It’s important for people who have completed rehab to keep themselves informed and updated on various developments in how SUD and other mental illnesses are understood and treated.

Keeping up-to-date could provide one with insights into previously confusing personal experiences and give them ideas on how to better thrive in post-rehab life. It may also open the door for recovering individuals to learn about promising therapy approaches that better suit their recovery.

8.) Consider letting go of friends and family who are bad influences

Unfortunately, loved ones can all too often be the biggest barrier to recovery. When this happens, the recovering individual will have to decide whether it’s better to just love these people from afar.

However, there must be at least an attempt to save important relationships. Sometimes all that’s needed is to communicate one’s concerns to the other person. When possible, counseling sessions with the loved one can be key to maintaining both one’s recovery and the relationship.

9.) Pay it forward

Not only does helping others feel good, but it can also help people who have completed rehab have a frame of reference for their own journey. Just seeing how far one has come can be a great motivator for staying clean.

Many recovering individuals find the world outside rehab a daunting place.
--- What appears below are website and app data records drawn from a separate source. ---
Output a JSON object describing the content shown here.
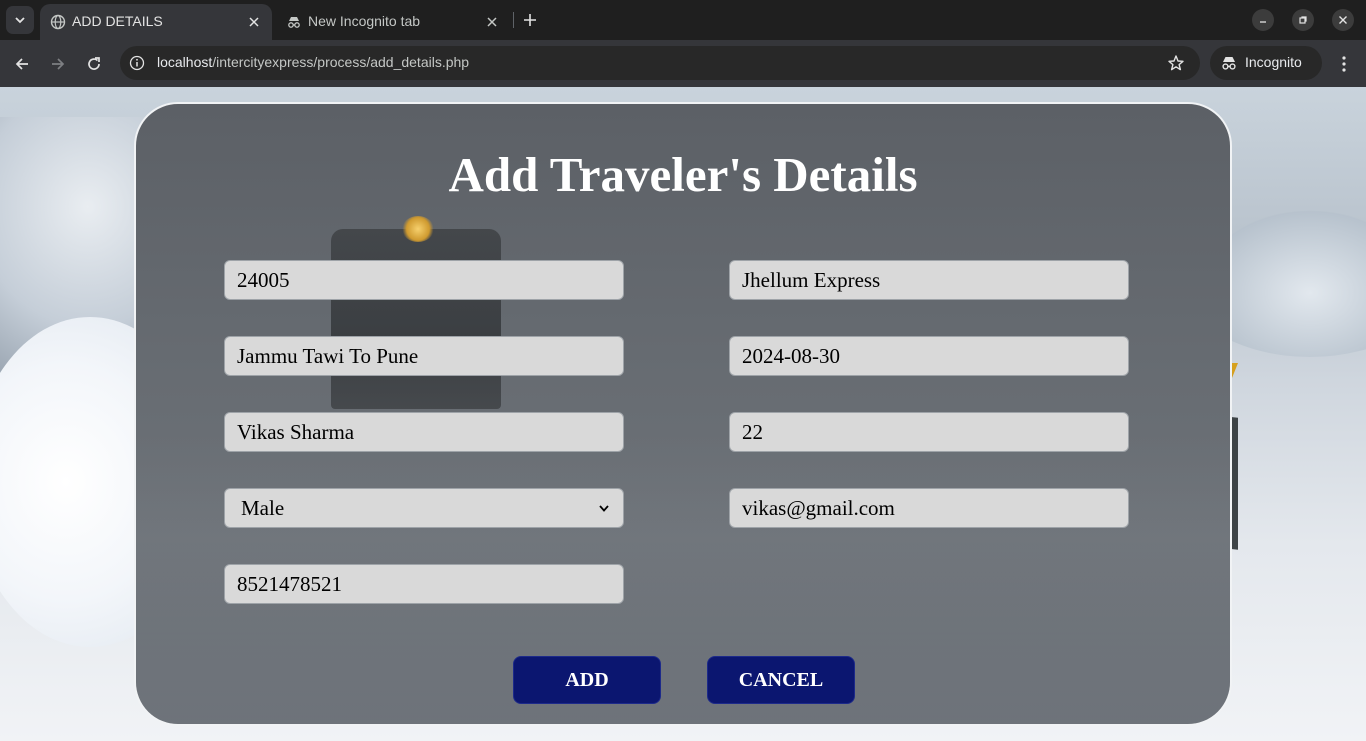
{
  "browser": {
    "tabs": [
      {
        "title": "ADD DETAILS",
        "icon": "globe-icon",
        "active": true
      },
      {
        "title": "New Incognito tab",
        "icon": "incognito-icon",
        "active": false
      }
    ],
    "url_host": "localhost",
    "url_path": "/intercityexpress/process/add_details.php",
    "profile_label": "Incognito"
  },
  "form": {
    "heading": "Add Traveler's Details",
    "train_number": "24005",
    "train_name": "Jhellum Express",
    "route": "Jammu Tawi To Pune",
    "travel_date": "2024-08-30",
    "name": "Vikas Sharma",
    "age": "22",
    "gender": "Male",
    "email": "vikas@gmail.com",
    "phone": "8521478521",
    "add_label": "ADD",
    "cancel_label": "CANCEL"
  },
  "colors": {
    "button_bg": "#0b1670",
    "field_bg": "#d9d9d9",
    "heading": "#ffffff"
  }
}
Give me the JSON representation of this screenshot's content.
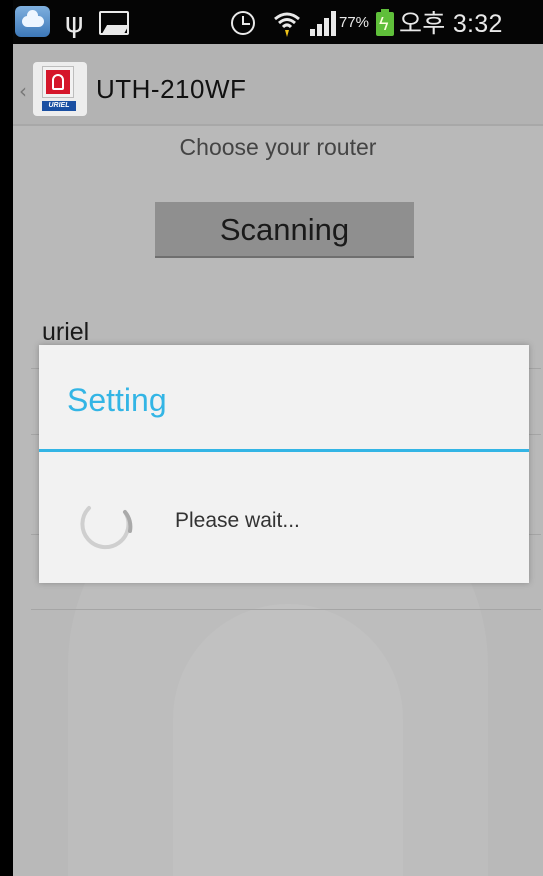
{
  "status_bar": {
    "battery_percent": "77%",
    "clock": "오후 3:32",
    "icons": [
      "cloud-icon",
      "usb-icon",
      "gallery-icon",
      "alarm-icon",
      "wifi-icon",
      "signal-icon",
      "battery-charging-icon"
    ]
  },
  "action_bar": {
    "title": "UTH-210WF",
    "app_icon_text": "URIEL"
  },
  "main": {
    "choose_label": "Choose your router",
    "scan_button_label": "Scanning",
    "routers": [
      "uriel"
    ]
  },
  "dialog": {
    "title": "Setting",
    "message": "Please wait..."
  },
  "colors": {
    "accent": "#33b5e5",
    "status_bar_bg": "#050505",
    "dimmed_background": "#b9b9b9",
    "battery": "#5fbf3a"
  }
}
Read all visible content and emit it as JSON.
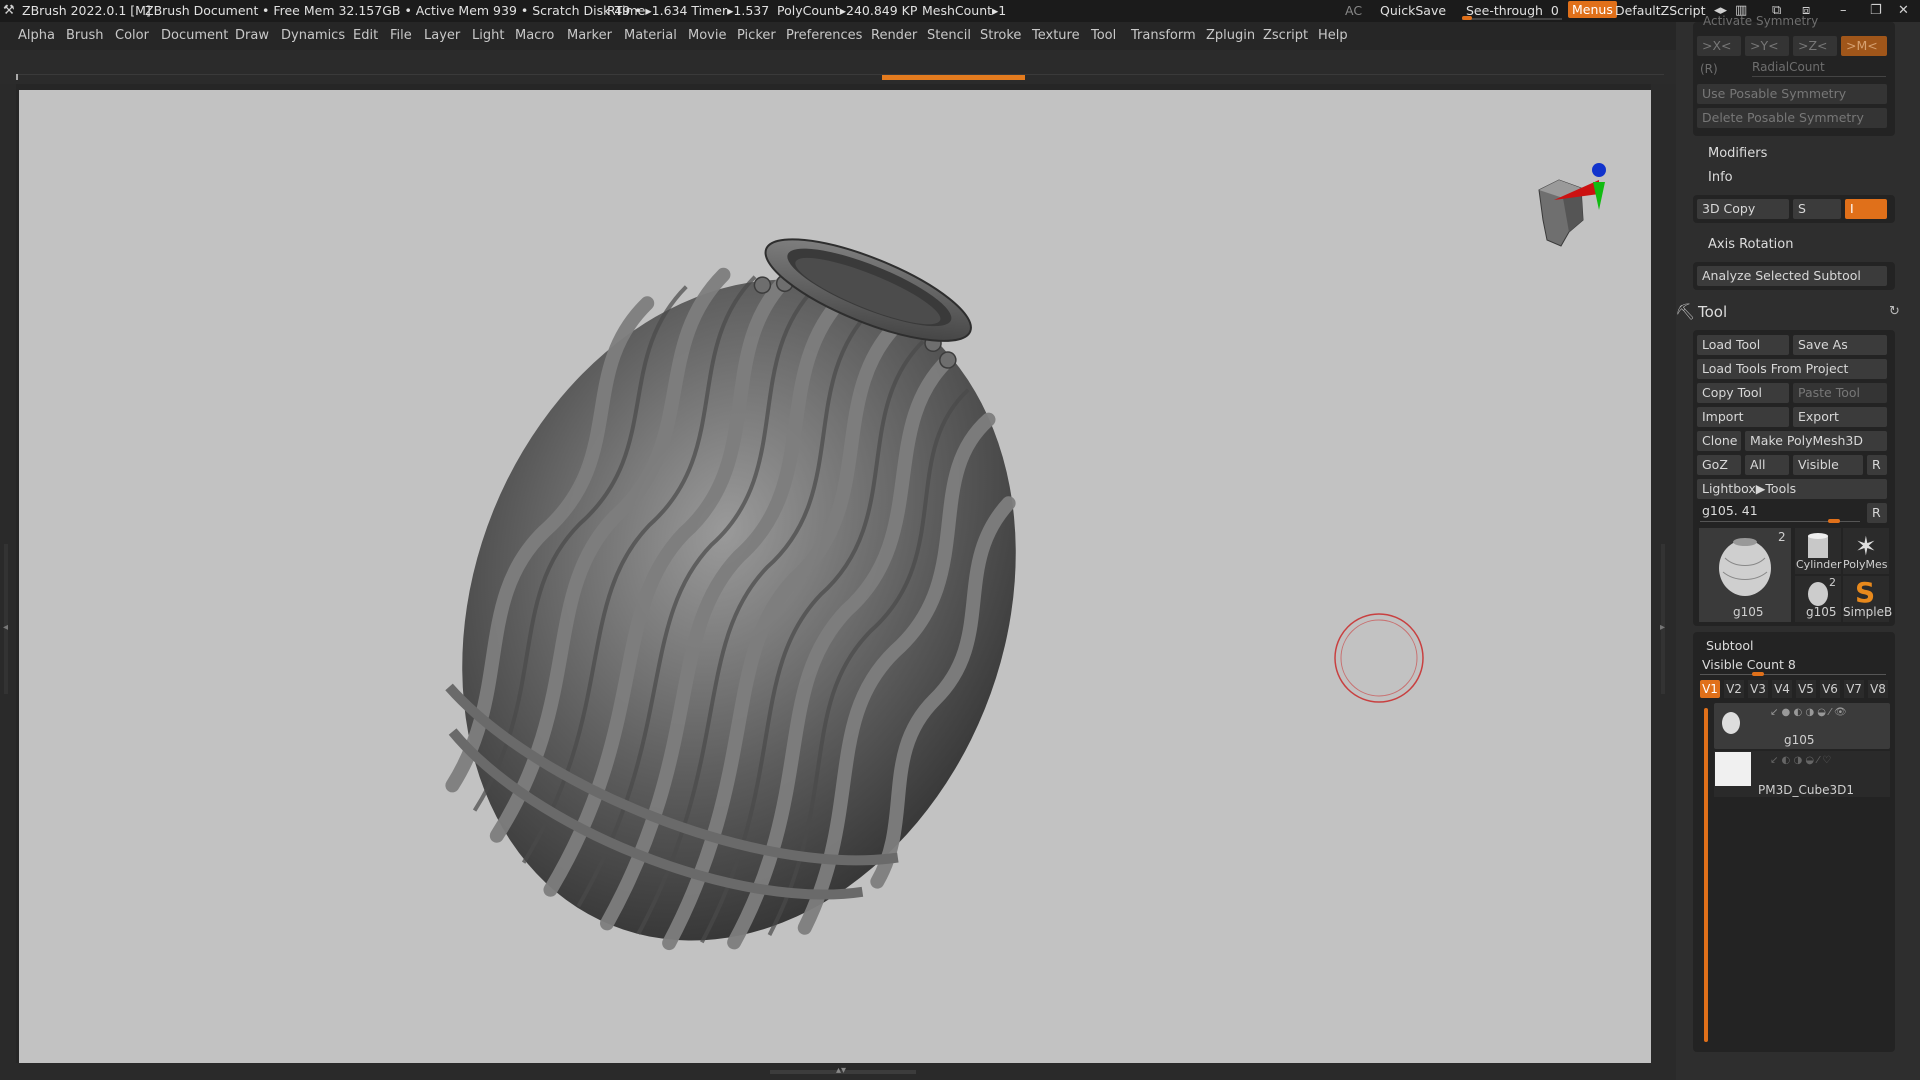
{
  "titlebar": {
    "app_title": "ZBrush 2022.0.1 [M]",
    "document": "ZBrush Document",
    "status": "• Free Mem 32.157GB • Active Mem 939 • Scratch Disk 49 •",
    "timing": "RTime▸1.634 Timer▸1.537",
    "polycount": "PolyCount▸240.849 KP",
    "meshcount": "MeshCount▸1",
    "ac": "AC",
    "quicksave": "QuickSave",
    "see_through_label": "See-through",
    "see_through_value": "0",
    "menus": "Menus",
    "default_zscript": "DefaultZScript"
  },
  "menus": [
    "Alpha",
    "Brush",
    "Color",
    "Document",
    "Draw",
    "Dynamics",
    "Edit",
    "File",
    "Layer",
    "Light",
    "Macro",
    "Marker",
    "Material",
    "Movie",
    "Picker",
    "Preferences",
    "Render",
    "Stencil",
    "Stroke",
    "Texture",
    "Tool",
    "Transform",
    "Zplugin",
    "Zscript",
    "Help"
  ],
  "right_panel": {
    "activate_symmetry": "Activate Symmetry",
    "sym_x": ">X<",
    "sym_y": ">Y<",
    "sym_z": ">Z<",
    "sym_m": ">M<",
    "sym_r": "(R)",
    "radial_count": "RadialCount",
    "use_posable": "Use Posable Symmetry",
    "delete_posable": "Delete Posable Symmetry",
    "modifiers": "Modifiers",
    "info": "Info",
    "copy3d": "3D Copy",
    "s": "S",
    "i": "I",
    "axis_rotation": "Axis Rotation",
    "analyze": "Analyze Selected Subtool",
    "tool_title": "Tool",
    "load_tool": "Load Tool",
    "save_as": "Save As",
    "load_from_project": "Load Tools From Project",
    "copy_tool": "Copy Tool",
    "paste_tool": "Paste Tool",
    "import": "Import",
    "export": "Export",
    "clone": "Clone",
    "make_polymesh": "Make PolyMesh3D",
    "goz": "GoZ",
    "all": "All",
    "visible": "Visible",
    "r": "R",
    "lightbox_tools": "Lightbox▶Tools",
    "current_tool": "g105. 41",
    "thumbs": {
      "main_name": "g105",
      "main_count": "2",
      "cylinder": "Cylinder",
      "polymesh": "PolyMes",
      "small_g105": "g105",
      "small_count": "2",
      "simpleb": "SimpleB"
    },
    "subtool_title": "Subtool",
    "visible_count_label": "Visible Count",
    "visible_count_value": "8",
    "vtabs": [
      "V1",
      "V2",
      "V3",
      "V4",
      "V5",
      "V6",
      "V7",
      "V8"
    ],
    "subtools": [
      "g105",
      "PM3D_Cube3D1"
    ]
  },
  "colors": {
    "accent": "#e0701a",
    "viewport_bg": "#c2c2c2",
    "panel_bg": "#2e2e2e"
  }
}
But whether they choose to move to a transitional home or begin healing on their own terms, it’s important to know that, given time, recovery is always achievable. Good luck, and be well!